* **Exercise brief**
Across the data below, state how many lines hold "name", and reply with nothing but that number.

——————————

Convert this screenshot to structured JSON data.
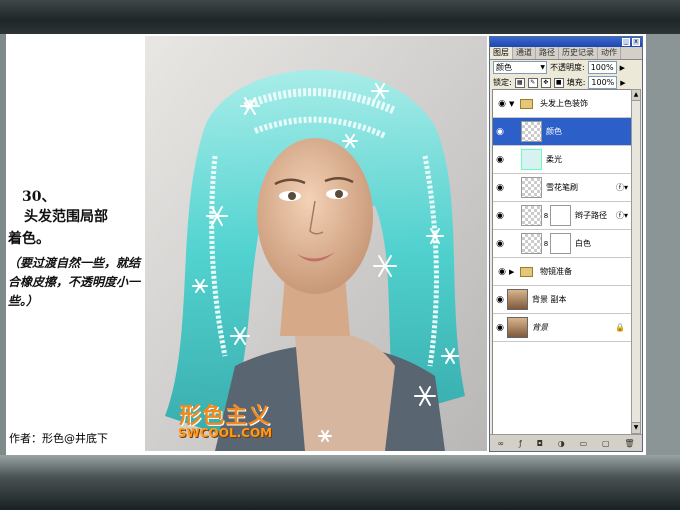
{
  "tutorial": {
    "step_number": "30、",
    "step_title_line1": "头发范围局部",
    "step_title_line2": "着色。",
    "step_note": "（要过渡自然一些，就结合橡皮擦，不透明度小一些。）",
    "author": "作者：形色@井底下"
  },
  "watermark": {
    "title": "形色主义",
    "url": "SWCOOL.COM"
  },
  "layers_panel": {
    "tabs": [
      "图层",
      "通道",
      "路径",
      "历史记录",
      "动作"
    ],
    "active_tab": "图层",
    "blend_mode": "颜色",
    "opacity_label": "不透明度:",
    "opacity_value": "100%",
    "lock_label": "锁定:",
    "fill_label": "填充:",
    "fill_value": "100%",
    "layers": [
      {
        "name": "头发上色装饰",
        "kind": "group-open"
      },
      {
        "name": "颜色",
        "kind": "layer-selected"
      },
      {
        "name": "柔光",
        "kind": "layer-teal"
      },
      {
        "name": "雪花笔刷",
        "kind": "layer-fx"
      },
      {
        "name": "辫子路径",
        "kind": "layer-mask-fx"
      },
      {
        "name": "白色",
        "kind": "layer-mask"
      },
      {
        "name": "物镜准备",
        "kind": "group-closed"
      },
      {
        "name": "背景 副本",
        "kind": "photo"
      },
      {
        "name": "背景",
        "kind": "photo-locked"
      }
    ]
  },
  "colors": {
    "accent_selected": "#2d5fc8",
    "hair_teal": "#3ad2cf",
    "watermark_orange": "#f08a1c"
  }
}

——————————

* **Result of this exercise**
9